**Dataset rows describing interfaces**
__________________________________________________

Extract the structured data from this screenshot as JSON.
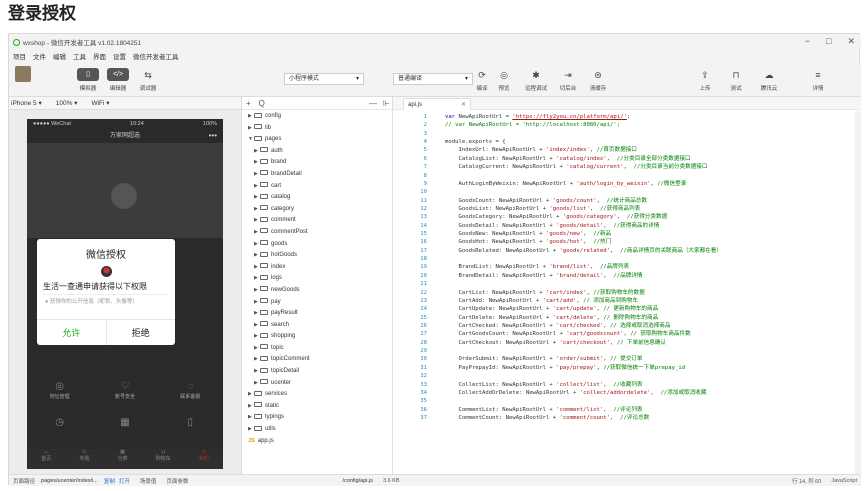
{
  "heading": "登录授权",
  "window": {
    "title": "wxshop - 微信开发者工具 v1.02.1804251",
    "controls": [
      "−",
      "□",
      "✕"
    ]
  },
  "menu": [
    "项目",
    "文件",
    "编辑",
    "工具",
    "界面",
    "设置",
    "微信开发者工具"
  ],
  "toolbar": {
    "simulator": "模拟器",
    "editor": "编辑器",
    "debugger": "调试器",
    "mode_select": "小程序模式",
    "compile_select": "普通编译",
    "compile": "编译",
    "preview": "预览",
    "remote_debug": "远程调试",
    "cut_backend": "切后台",
    "clear_cache": "清缓存",
    "upload": "上传",
    "test": "测试",
    "cloud": "腾讯云",
    "details": "详情"
  },
  "device": {
    "model": "iPhone 5",
    "zoom": "100%",
    "network": "WiFi"
  },
  "phone": {
    "carrier": "●●●●● WeChat",
    "time": "10:24",
    "battery": "100%",
    "nav_title": "万家网超选",
    "grid_row1": [
      "地址管理",
      "账号安全",
      "联系客服"
    ],
    "tabs": [
      "首页",
      "专题",
      "分类",
      "购物车",
      "我的"
    ]
  },
  "dialog": {
    "title": "微信授权",
    "message": "生活一查通申请获得以下权限",
    "permission": "● 获得你的公开信息（昵称、头像等）",
    "allow": "允许",
    "deny": "拒绝"
  },
  "footer": {
    "path_label": "页面路径",
    "path": "pages/ucenter/index/i...",
    "copy": "复制",
    "open": "打开",
    "scene": "场景值",
    "params": "页面参数",
    "file": "/config/api.js",
    "size": "3.6 KB",
    "cursor": "行 14, 列 60",
    "lang": "JavaScript"
  },
  "explorer": {
    "add": "+",
    "search": "Q",
    "collapse": "—",
    "items": [
      {
        "label": "config",
        "arrow": "▶",
        "indent": 0
      },
      {
        "label": "lib",
        "arrow": "▶",
        "indent": 0
      },
      {
        "label": "pages",
        "arrow": "▼",
        "indent": 0
      },
      {
        "label": "auth",
        "arrow": "▶",
        "indent": 1
      },
      {
        "label": "brand",
        "arrow": "▶",
        "indent": 1
      },
      {
        "label": "brandDetail",
        "arrow": "▶",
        "indent": 1
      },
      {
        "label": "cart",
        "arrow": "▶",
        "indent": 1
      },
      {
        "label": "catalog",
        "arrow": "▶",
        "indent": 1
      },
      {
        "label": "category",
        "arrow": "▶",
        "indent": 1
      },
      {
        "label": "comment",
        "arrow": "▶",
        "indent": 1
      },
      {
        "label": "commentPost",
        "arrow": "▶",
        "indent": 1
      },
      {
        "label": "goods",
        "arrow": "▶",
        "indent": 1
      },
      {
        "label": "hotGoods",
        "arrow": "▶",
        "indent": 1
      },
      {
        "label": "index",
        "arrow": "▶",
        "indent": 1
      },
      {
        "label": "logs",
        "arrow": "▶",
        "indent": 1
      },
      {
        "label": "newGoods",
        "arrow": "▶",
        "indent": 1
      },
      {
        "label": "pay",
        "arrow": "▶",
        "indent": 1
      },
      {
        "label": "payResult",
        "arrow": "▶",
        "indent": 1
      },
      {
        "label": "search",
        "arrow": "▶",
        "indent": 1
      },
      {
        "label": "shopping",
        "arrow": "▶",
        "indent": 1
      },
      {
        "label": "topic",
        "arrow": "▶",
        "indent": 1
      },
      {
        "label": "topicComment",
        "arrow": "▶",
        "indent": 1
      },
      {
        "label": "topicDetail",
        "arrow": "▶",
        "indent": 1
      },
      {
        "label": "ucenter",
        "arrow": "▶",
        "indent": 1
      },
      {
        "label": "services",
        "arrow": "▶",
        "indent": 0
      },
      {
        "label": "static",
        "arrow": "▶",
        "indent": 0
      },
      {
        "label": "typings",
        "arrow": "▶",
        "indent": 0
      },
      {
        "label": "utils",
        "arrow": "▶",
        "indent": 0
      },
      {
        "label": "app.js",
        "file": true,
        "indent": 0
      }
    ]
  },
  "editor": {
    "tab": "api.js",
    "lines": [
      {
        "n": "1",
        "segs": [
          [
            "kw",
            "var "
          ],
          [
            "",
            "NewApiRootUrl = "
          ],
          [
            "url",
            "'https://fly2you.cn/platform/api/'"
          ],
          [
            "",
            ";"
          ]
        ]
      },
      {
        "n": "2",
        "segs": [
          [
            "cm",
            "// var NewApiRootUrl = 'http://localhost:8080/api/';"
          ]
        ]
      },
      {
        "n": "3",
        "segs": [
          [
            "",
            ""
          ]
        ]
      },
      {
        "n": "4",
        "segs": [
          [
            "",
            "module.exports = {"
          ]
        ]
      },
      {
        "n": "5",
        "segs": [
          [
            "",
            "    IndexUrl: NewApiRootUrl + "
          ],
          [
            "str",
            "'index/index'"
          ],
          [
            "",
            ", "
          ],
          [
            "cm",
            "//首页数据接口"
          ]
        ]
      },
      {
        "n": "6",
        "segs": [
          [
            "",
            "    CatalogList: NewApiRootUrl + "
          ],
          [
            "str",
            "'catalog/index'"
          ],
          [
            "",
            ",  "
          ],
          [
            "cm",
            "//分类目录全部分类数据接口"
          ]
        ]
      },
      {
        "n": "7",
        "segs": [
          [
            "",
            "    CatalogCurrent: NewApiRootUrl + "
          ],
          [
            "str",
            "'catalog/current'"
          ],
          [
            "",
            ",  "
          ],
          [
            "cm",
            "//分类目录当前分类数据接口"
          ]
        ]
      },
      {
        "n": "8",
        "segs": [
          [
            "",
            ""
          ]
        ]
      },
      {
        "n": "9",
        "segs": [
          [
            "",
            "    AuthLoginByWeixin: NewApiRootUrl + "
          ],
          [
            "str",
            "'auth/login_by_weixin'"
          ],
          [
            "",
            ", "
          ],
          [
            "cm",
            "//微信登录"
          ]
        ]
      },
      {
        "n": "10",
        "segs": [
          [
            "",
            ""
          ]
        ]
      },
      {
        "n": "11",
        "segs": [
          [
            "",
            "    GoodsCount: NewApiRootUrl + "
          ],
          [
            "str",
            "'goods/count'"
          ],
          [
            "",
            ",  "
          ],
          [
            "cm",
            "//统计商品总数"
          ]
        ]
      },
      {
        "n": "12",
        "segs": [
          [
            "",
            "    GoodsList: NewApiRootUrl + "
          ],
          [
            "str",
            "'goods/list'"
          ],
          [
            "",
            ",  "
          ],
          [
            "cm",
            "//获得商品列表"
          ]
        ]
      },
      {
        "n": "13",
        "segs": [
          [
            "",
            "    GoodsCategory: NewApiRootUrl + "
          ],
          [
            "str",
            "'goods/category'"
          ],
          [
            "",
            ",  "
          ],
          [
            "cm",
            "//获得分类数据"
          ]
        ]
      },
      {
        "n": "14",
        "segs": [
          [
            "",
            "    GoodsDetail: NewApiRootUrl + "
          ],
          [
            "str",
            "'goods/detail'"
          ],
          [
            "",
            ",  "
          ],
          [
            "cm",
            "//获得商品的详情"
          ]
        ]
      },
      {
        "n": "15",
        "segs": [
          [
            "",
            "    GoodsNew: NewApiRootUrl + "
          ],
          [
            "str",
            "'goods/new'"
          ],
          [
            "",
            ",  "
          ],
          [
            "cm",
            "//新品"
          ]
        ]
      },
      {
        "n": "16",
        "segs": [
          [
            "",
            "    GoodsHot: NewApiRootUrl + "
          ],
          [
            "str",
            "'goods/hot'"
          ],
          [
            "",
            ",  "
          ],
          [
            "cm",
            "//热门"
          ]
        ]
      },
      {
        "n": "17",
        "segs": [
          [
            "",
            "    GoodsRelated: NewApiRootUrl + "
          ],
          [
            "str",
            "'goods/related'"
          ],
          [
            "",
            ",  "
          ],
          [
            "cm",
            "//商品详情页的关联商品（大家都在看）"
          ]
        ]
      },
      {
        "n": "18",
        "segs": [
          [
            "",
            ""
          ]
        ]
      },
      {
        "n": "19",
        "segs": [
          [
            "",
            "    BrandList: NewApiRootUrl + "
          ],
          [
            "str",
            "'brand/list'"
          ],
          [
            "",
            ",  "
          ],
          [
            "cm",
            "//品牌列表"
          ]
        ]
      },
      {
        "n": "20",
        "segs": [
          [
            "",
            "    BrandDetail: NewApiRootUrl + "
          ],
          [
            "str",
            "'brand/detail'"
          ],
          [
            "",
            ",  "
          ],
          [
            "cm",
            "//品牌详情"
          ]
        ]
      },
      {
        "n": "21",
        "segs": [
          [
            "",
            ""
          ]
        ]
      },
      {
        "n": "22",
        "segs": [
          [
            "",
            "    CartList: NewApiRootUrl + "
          ],
          [
            "str",
            "'cart/index'"
          ],
          [
            "",
            ", "
          ],
          [
            "cm",
            "//获取购物车的数据"
          ]
        ]
      },
      {
        "n": "23",
        "segs": [
          [
            "",
            "    CartAdd: NewApiRootUrl + "
          ],
          [
            "str",
            "'cart/add'"
          ],
          [
            "",
            ", "
          ],
          [
            "cm",
            "// 添加商品到购物车"
          ]
        ]
      },
      {
        "n": "24",
        "segs": [
          [
            "",
            "    CartUpdate: NewApiRootUrl + "
          ],
          [
            "str",
            "'cart/update'"
          ],
          [
            "",
            ", "
          ],
          [
            "cm",
            "// 更新购物车的商品"
          ]
        ]
      },
      {
        "n": "25",
        "segs": [
          [
            "",
            "    CartDelete: NewApiRootUrl + "
          ],
          [
            "str",
            "'cart/delete'"
          ],
          [
            "",
            ", "
          ],
          [
            "cm",
            "// 删除购物车的商品"
          ]
        ]
      },
      {
        "n": "26",
        "segs": [
          [
            "",
            "    CartChecked: NewApiRootUrl + "
          ],
          [
            "str",
            "'cart/checked'"
          ],
          [
            "",
            ", "
          ],
          [
            "cm",
            "// 选择或取消选择商品"
          ]
        ]
      },
      {
        "n": "27",
        "segs": [
          [
            "",
            "    CartGoodsCount: NewApiRootUrl + "
          ],
          [
            "str",
            "'cart/goodscount'"
          ],
          [
            "",
            ", "
          ],
          [
            "cm",
            "// 获取购物车商品件数"
          ]
        ]
      },
      {
        "n": "28",
        "segs": [
          [
            "",
            "    CartCheckout: NewApiRootUrl + "
          ],
          [
            "str",
            "'cart/checkout'"
          ],
          [
            "",
            ", "
          ],
          [
            "cm",
            "// 下单前信息确认"
          ]
        ]
      },
      {
        "n": "29",
        "segs": [
          [
            "",
            ""
          ]
        ]
      },
      {
        "n": "30",
        "segs": [
          [
            "",
            "    OrderSubmit: NewApiRootUrl + "
          ],
          [
            "str",
            "'order/submit'"
          ],
          [
            "",
            ", "
          ],
          [
            "cm",
            "// 提交订单"
          ]
        ]
      },
      {
        "n": "31",
        "segs": [
          [
            "",
            "    PayPrepayId: NewApiRootUrl + "
          ],
          [
            "str",
            "'pay/prepay'"
          ],
          [
            "",
            ", "
          ],
          [
            "cm",
            "//获取微信统一下单prepay_id"
          ]
        ]
      },
      {
        "n": "32",
        "segs": [
          [
            "",
            ""
          ]
        ]
      },
      {
        "n": "33",
        "segs": [
          [
            "",
            "    CollectList: NewApiRootUrl + "
          ],
          [
            "str",
            "'collect/list'"
          ],
          [
            "",
            ",  "
          ],
          [
            "cm",
            "//收藏列表"
          ]
        ]
      },
      {
        "n": "34",
        "segs": [
          [
            "",
            "    CollectAddOrDelete: NewApiRootUrl + "
          ],
          [
            "str",
            "'collect/addordelete'"
          ],
          [
            "",
            ",  "
          ],
          [
            "cm",
            "//添加或取消收藏"
          ]
        ]
      },
      {
        "n": "35",
        "segs": [
          [
            "",
            ""
          ]
        ]
      },
      {
        "n": "36",
        "segs": [
          [
            "",
            "    CommentList: NewApiRootUrl + "
          ],
          [
            "str",
            "'comment/list'"
          ],
          [
            "",
            ",  "
          ],
          [
            "cm",
            "//评论列表"
          ]
        ]
      },
      {
        "n": "37",
        "segs": [
          [
            "",
            "    CommentCount: NewApiRootUrl + "
          ],
          [
            "str",
            "'comment/count'"
          ],
          [
            "",
            ",  "
          ],
          [
            "cm",
            "//评论总数"
          ]
        ]
      }
    ]
  }
}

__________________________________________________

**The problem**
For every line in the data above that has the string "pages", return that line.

**Answer to the exercise**
    "path": "pages/ucenter/index/i...",
        "label": "pages",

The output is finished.